A WOMAN suffered a fractured jaw and was left looking like she had “suffered a stroke” after she was viciously assaulted in her home.

Drunken Lyndon Brown grabbed the woman, who was then his partner, by her hair and throat and repeatedly punched her, Bradford Crown Court was told.

Brown, 42, of Acres Street, Keighley, pleaded guilty to causing grievous bodily harm with intent and was jailed for three years and nine months.

Judge David Hatton QC told Brown the violence he used was “unpleasant.”

Prosecutor Peter Byrne said the incident occurred in the early hours of January 2 at the woman’s home in Keighley, after they had spent the day together. They had both been drinking but Brown had consumed much more.

Mr Byrne said the woman asked Brown to leave, after he called her names, but he refused, grabbed her hair, pushed his forehead against hers and punched her in the back of the head. He asked for a kiss before leaving, and when he did not get one he grabbed her hair and then her throat, holding it for two or three minutes before releasing his grip. Brown then punched her six or seven times to the face and head, before collecting his belongings and leaving. Mr Byrne said the woman attended hospital three days later and was found to have fractures to her jaw, broken teeth and bruising to her face.
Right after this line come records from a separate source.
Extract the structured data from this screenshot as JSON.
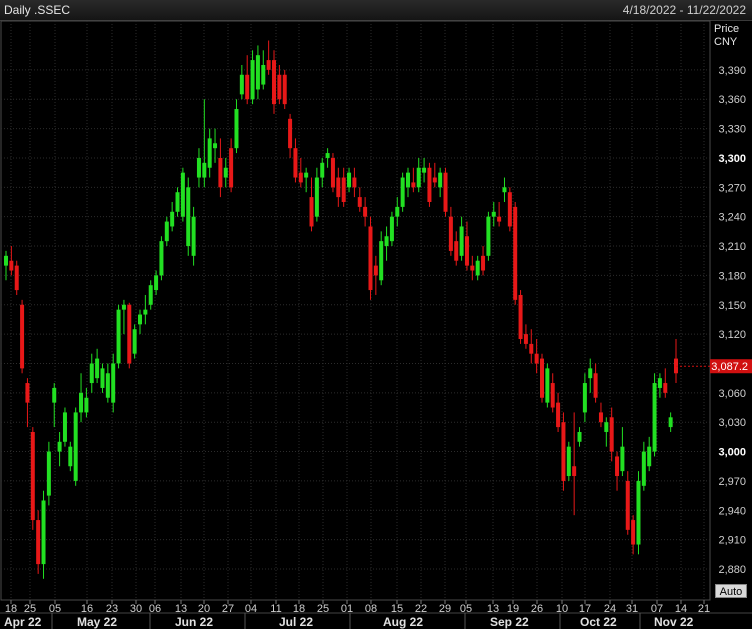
{
  "window": {
    "title": "Daily .SSEC",
    "date_range": "4/18/2022 - 11/22/2022",
    "auto_label": "Auto"
  },
  "colors": {
    "up": "#22e022",
    "down": "#e81818",
    "last_price_bg": "#d01010",
    "grid": "#2c2c2c",
    "background": "#000000"
  },
  "chart_data": {
    "type": "candlestick",
    "y_axis_title": [
      "Price",
      "CNY"
    ],
    "ylim": [
      2855,
      3420
    ],
    "y_ticks": [
      "2,880",
      "2,910",
      "2,940",
      "2,970",
      "3,000",
      "3,030",
      "3,060",
      "3,090",
      "3,120",
      "3,150",
      "3,180",
      "3,210",
      "3,240",
      "3,270",
      "3,300",
      "3,330",
      "3,360",
      "3,390"
    ],
    "y_bold_ticks": [
      "3,000",
      "3,300"
    ],
    "last_price": "3,087.2",
    "x_day_ticks": [
      "18",
      "25",
      "05",
      "16",
      "23",
      "30",
      "06",
      "13",
      "20",
      "27",
      "04",
      "11",
      "18",
      "25",
      "01",
      "08",
      "15",
      "22",
      "29",
      "05",
      "13",
      "19",
      "26",
      "10",
      "17",
      "24",
      "31",
      "07",
      "14",
      "21"
    ],
    "x_month_labels": [
      "Apr 22",
      "May 22",
      "Jun 22",
      "Jul 22",
      "Aug 22",
      "Sep 22",
      "Oct 22",
      "Nov 22"
    ],
    "candles": [
      {
        "o": 3190,
        "h": 3205,
        "l": 3175,
        "c": 3200
      },
      {
        "o": 3195,
        "h": 3210,
        "l": 3180,
        "c": 3185
      },
      {
        "o": 3190,
        "h": 3195,
        "l": 3160,
        "c": 3165
      },
      {
        "o": 3150,
        "h": 3155,
        "l": 3080,
        "c": 3085
      },
      {
        "o": 3070,
        "h": 3075,
        "l": 3025,
        "c": 3050
      },
      {
        "o": 3020,
        "h": 3025,
        "l": 2920,
        "c": 2930
      },
      {
        "o": 2930,
        "h": 2940,
        "l": 2875,
        "c": 2885
      },
      {
        "o": 2885,
        "h": 2960,
        "l": 2870,
        "c": 2950
      },
      {
        "o": 2955,
        "h": 3010,
        "l": 2945,
        "c": 3000
      },
      {
        "o": 3050,
        "h": 3070,
        "l": 3025,
        "c": 3065
      },
      {
        "o": 3000,
        "h": 3020,
        "l": 2985,
        "c": 3010
      },
      {
        "o": 3010,
        "h": 3045,
        "l": 3005,
        "c": 3040
      },
      {
        "o": 2985,
        "h": 3010,
        "l": 2980,
        "c": 3005
      },
      {
        "o": 2970,
        "h": 3045,
        "l": 2965,
        "c": 3040
      },
      {
        "o": 3040,
        "h": 3080,
        "l": 3030,
        "c": 3060
      },
      {
        "o": 3040,
        "h": 3065,
        "l": 3035,
        "c": 3055
      },
      {
        "o": 3070,
        "h": 3100,
        "l": 3060,
        "c": 3090
      },
      {
        "o": 3075,
        "h": 3105,
        "l": 3070,
        "c": 3095
      },
      {
        "o": 3065,
        "h": 3090,
        "l": 3060,
        "c": 3085
      },
      {
        "o": 3055,
        "h": 3090,
        "l": 3050,
        "c": 3080
      },
      {
        "o": 3050,
        "h": 3100,
        "l": 3040,
        "c": 3090
      },
      {
        "o": 3090,
        "h": 3150,
        "l": 3085,
        "c": 3145
      },
      {
        "o": 3145,
        "h": 3155,
        "l": 3120,
        "c": 3150
      },
      {
        "o": 3150,
        "h": 3152,
        "l": 3085,
        "c": 3090
      },
      {
        "o": 3100,
        "h": 3130,
        "l": 3095,
        "c": 3125
      },
      {
        "o": 3130,
        "h": 3145,
        "l": 3120,
        "c": 3140
      },
      {
        "o": 3140,
        "h": 3160,
        "l": 3130,
        "c": 3145
      },
      {
        "o": 3150,
        "h": 3175,
        "l": 3145,
        "c": 3170
      },
      {
        "o": 3165,
        "h": 3185,
        "l": 3160,
        "c": 3180
      },
      {
        "o": 3180,
        "h": 3220,
        "l": 3175,
        "c": 3215
      },
      {
        "o": 3215,
        "h": 3240,
        "l": 3210,
        "c": 3235
      },
      {
        "o": 3230,
        "h": 3255,
        "l": 3225,
        "c": 3245
      },
      {
        "o": 3245,
        "h": 3270,
        "l": 3240,
        "c": 3265
      },
      {
        "o": 3240,
        "h": 3290,
        "l": 3235,
        "c": 3285
      },
      {
        "o": 3210,
        "h": 3280,
        "l": 3200,
        "c": 3270
      },
      {
        "o": 3200,
        "h": 3250,
        "l": 3190,
        "c": 3240
      },
      {
        "o": 3280,
        "h": 3310,
        "l": 3270,
        "c": 3300
      },
      {
        "o": 3280,
        "h": 3360,
        "l": 3270,
        "c": 3295
      },
      {
        "o": 3290,
        "h": 3330,
        "l": 3280,
        "c": 3320
      },
      {
        "o": 3310,
        "h": 3330,
        "l": 3295,
        "c": 3315
      },
      {
        "o": 3300,
        "h": 3320,
        "l": 3260,
        "c": 3270
      },
      {
        "o": 3280,
        "h": 3300,
        "l": 3270,
        "c": 3290
      },
      {
        "o": 3310,
        "h": 3320,
        "l": 3265,
        "c": 3270
      },
      {
        "o": 3310,
        "h": 3360,
        "l": 3305,
        "c": 3350
      },
      {
        "o": 3365,
        "h": 3395,
        "l": 3360,
        "c": 3385
      },
      {
        "o": 3385,
        "h": 3405,
        "l": 3355,
        "c": 3360
      },
      {
        "o": 3360,
        "h": 3410,
        "l": 3355,
        "c": 3400
      },
      {
        "o": 3370,
        "h": 3415,
        "l": 3360,
        "c": 3405
      },
      {
        "o": 3375,
        "h": 3410,
        "l": 3370,
        "c": 3395
      },
      {
        "o": 3400,
        "h": 3420,
        "l": 3385,
        "c": 3390
      },
      {
        "o": 3400,
        "h": 3410,
        "l": 3345,
        "c": 3355
      },
      {
        "o": 3385,
        "h": 3395,
        "l": 3355,
        "c": 3360
      },
      {
        "o": 3385,
        "h": 3390,
        "l": 3350,
        "c": 3355
      },
      {
        "o": 3340,
        "h": 3345,
        "l": 3300,
        "c": 3310
      },
      {
        "o": 3310,
        "h": 3320,
        "l": 3275,
        "c": 3280
      },
      {
        "o": 3285,
        "h": 3300,
        "l": 3270,
        "c": 3275
      },
      {
        "o": 3280,
        "h": 3290,
        "l": 3265,
        "c": 3285
      },
      {
        "o": 3260,
        "h": 3280,
        "l": 3225,
        "c": 3230
      },
      {
        "o": 3240,
        "h": 3290,
        "l": 3235,
        "c": 3280
      },
      {
        "o": 3280,
        "h": 3300,
        "l": 3270,
        "c": 3295
      },
      {
        "o": 3300,
        "h": 3310,
        "l": 3290,
        "c": 3305
      },
      {
        "o": 3300,
        "h": 3305,
        "l": 3265,
        "c": 3270
      },
      {
        "o": 3280,
        "h": 3290,
        "l": 3250,
        "c": 3260
      },
      {
        "o": 3280,
        "h": 3290,
        "l": 3250,
        "c": 3255
      },
      {
        "o": 3270,
        "h": 3290,
        "l": 3265,
        "c": 3285
      },
      {
        "o": 3280,
        "h": 3290,
        "l": 3260,
        "c": 3270
      },
      {
        "o": 3260,
        "h": 3270,
        "l": 3245,
        "c": 3250
      },
      {
        "o": 3250,
        "h": 3260,
        "l": 3230,
        "c": 3240
      },
      {
        "o": 3230,
        "h": 3240,
        "l": 3155,
        "c": 3165
      },
      {
        "o": 3190,
        "h": 3200,
        "l": 3160,
        "c": 3180
      },
      {
        "o": 3175,
        "h": 3225,
        "l": 3170,
        "c": 3215
      },
      {
        "o": 3210,
        "h": 3230,
        "l": 3195,
        "c": 3220
      },
      {
        "o": 3215,
        "h": 3245,
        "l": 3210,
        "c": 3240
      },
      {
        "o": 3240,
        "h": 3260,
        "l": 3230,
        "c": 3250
      },
      {
        "o": 3250,
        "h": 3285,
        "l": 3245,
        "c": 3280
      },
      {
        "o": 3270,
        "h": 3290,
        "l": 3260,
        "c": 3285
      },
      {
        "o": 3275,
        "h": 3290,
        "l": 3265,
        "c": 3270
      },
      {
        "o": 3270,
        "h": 3300,
        "l": 3265,
        "c": 3290
      },
      {
        "o": 3285,
        "h": 3300,
        "l": 3275,
        "c": 3290
      },
      {
        "o": 3290,
        "h": 3295,
        "l": 3250,
        "c": 3255
      },
      {
        "o": 3280,
        "h": 3295,
        "l": 3270,
        "c": 3275
      },
      {
        "o": 3270,
        "h": 3290,
        "l": 3260,
        "c": 3285
      },
      {
        "o": 3285,
        "h": 3290,
        "l": 3240,
        "c": 3245
      },
      {
        "o": 3240,
        "h": 3250,
        "l": 3200,
        "c": 3205
      },
      {
        "o": 3215,
        "h": 3225,
        "l": 3190,
        "c": 3195
      },
      {
        "o": 3200,
        "h": 3240,
        "l": 3195,
        "c": 3230
      },
      {
        "o": 3220,
        "h": 3235,
        "l": 3185,
        "c": 3190
      },
      {
        "o": 3190,
        "h": 3200,
        "l": 3175,
        "c": 3185
      },
      {
        "o": 3180,
        "h": 3200,
        "l": 3175,
        "c": 3195
      },
      {
        "o": 3200,
        "h": 3210,
        "l": 3180,
        "c": 3185
      },
      {
        "o": 3200,
        "h": 3245,
        "l": 3195,
        "c": 3240
      },
      {
        "o": 3240,
        "h": 3255,
        "l": 3230,
        "c": 3245
      },
      {
        "o": 3240,
        "h": 3255,
        "l": 3230,
        "c": 3235
      },
      {
        "o": 3265,
        "h": 3280,
        "l": 3255,
        "c": 3270
      },
      {
        "o": 3265,
        "h": 3270,
        "l": 3225,
        "c": 3230
      },
      {
        "o": 3250,
        "h": 3255,
        "l": 3150,
        "c": 3155
      },
      {
        "o": 3160,
        "h": 3165,
        "l": 3110,
        "c": 3115
      },
      {
        "o": 3120,
        "h": 3130,
        "l": 3105,
        "c": 3110
      },
      {
        "o": 3110,
        "h": 3125,
        "l": 3090,
        "c": 3100
      },
      {
        "o": 3100,
        "h": 3115,
        "l": 3080,
        "c": 3090
      },
      {
        "o": 3095,
        "h": 3100,
        "l": 3050,
        "c": 3055
      },
      {
        "o": 3050,
        "h": 3090,
        "l": 3045,
        "c": 3085
      },
      {
        "o": 3070,
        "h": 3080,
        "l": 3040,
        "c": 3045
      },
      {
        "o": 3050,
        "h": 3060,
        "l": 3020,
        "c": 3025
      },
      {
        "o": 3030,
        "h": 3040,
        "l": 2960,
        "c": 2970
      },
      {
        "o": 2975,
        "h": 3010,
        "l": 2970,
        "c": 3005
      },
      {
        "o": 2985,
        "h": 3040,
        "l": 2935,
        "c": 2975
      },
      {
        "o": 3010,
        "h": 3025,
        "l": 3005,
        "c": 3020
      },
      {
        "o": 3040,
        "h": 3080,
        "l": 3030,
        "c": 3070
      },
      {
        "o": 3075,
        "h": 3095,
        "l": 3060,
        "c": 3085
      },
      {
        "o": 3080,
        "h": 3090,
        "l": 3050,
        "c": 3055
      },
      {
        "o": 3040,
        "h": 3050,
        "l": 3025,
        "c": 3030
      },
      {
        "o": 3020,
        "h": 3035,
        "l": 3005,
        "c": 3030
      },
      {
        "o": 3035,
        "h": 3045,
        "l": 2990,
        "c": 3000
      },
      {
        "o": 2995,
        "h": 3000,
        "l": 2960,
        "c": 2975
      },
      {
        "o": 2980,
        "h": 3025,
        "l": 2975,
        "c": 3005
      },
      {
        "o": 2970,
        "h": 2980,
        "l": 2915,
        "c": 2920
      },
      {
        "o": 2930,
        "h": 2935,
        "l": 2895,
        "c": 2905
      },
      {
        "o": 2905,
        "h": 2980,
        "l": 2895,
        "c": 2970
      },
      {
        "o": 2965,
        "h": 3010,
        "l": 2960,
        "c": 3000
      },
      {
        "o": 2985,
        "h": 3015,
        "l": 2980,
        "c": 3005
      },
      {
        "o": 3000,
        "h": 3080,
        "l": 2995,
        "c": 3070
      },
      {
        "o": 3065,
        "h": 3080,
        "l": 3055,
        "c": 3075
      },
      {
        "o": 3070,
        "h": 3085,
        "l": 3055,
        "c": 3060
      },
      {
        "o": 3025,
        "h": 3040,
        "l": 3020,
        "c": 3035
      },
      {
        "o": 3095,
        "h": 3115,
        "l": 3070,
        "c": 3080
      }
    ]
  }
}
The hospital alerted police but the woman told them she did not wish to make a statement because she was scared. She later made a video statement and Brown was arrested.

In a victim personal statement, the woman said she had still been in pain a month after the attack and only able to eat soft food. She needed surgery to insert two steel plates into her jaw and at that time was suffering from paralysis to her face, causing slurred speech, a drooping mouth and cheek and she was not properly able to close her left eye. She said she did not know whether the paralysis would be permanent and felt she “looked like I’ve suffered a stroke.”

Mr Byrne said her jaw was still misaligned and she was still conscious of her face being distorted.

Brown’s barrister, Jayne Beckett, said the defendant was sorry for what he had done and, though it was not an excuse, drink was the explanation for the offence. Judge Hatton said the offence was aggravated by the ongoing effect on the victim, the fact it had taken place in her home, and it was committed when Brown was in a state of considerable drunkenness.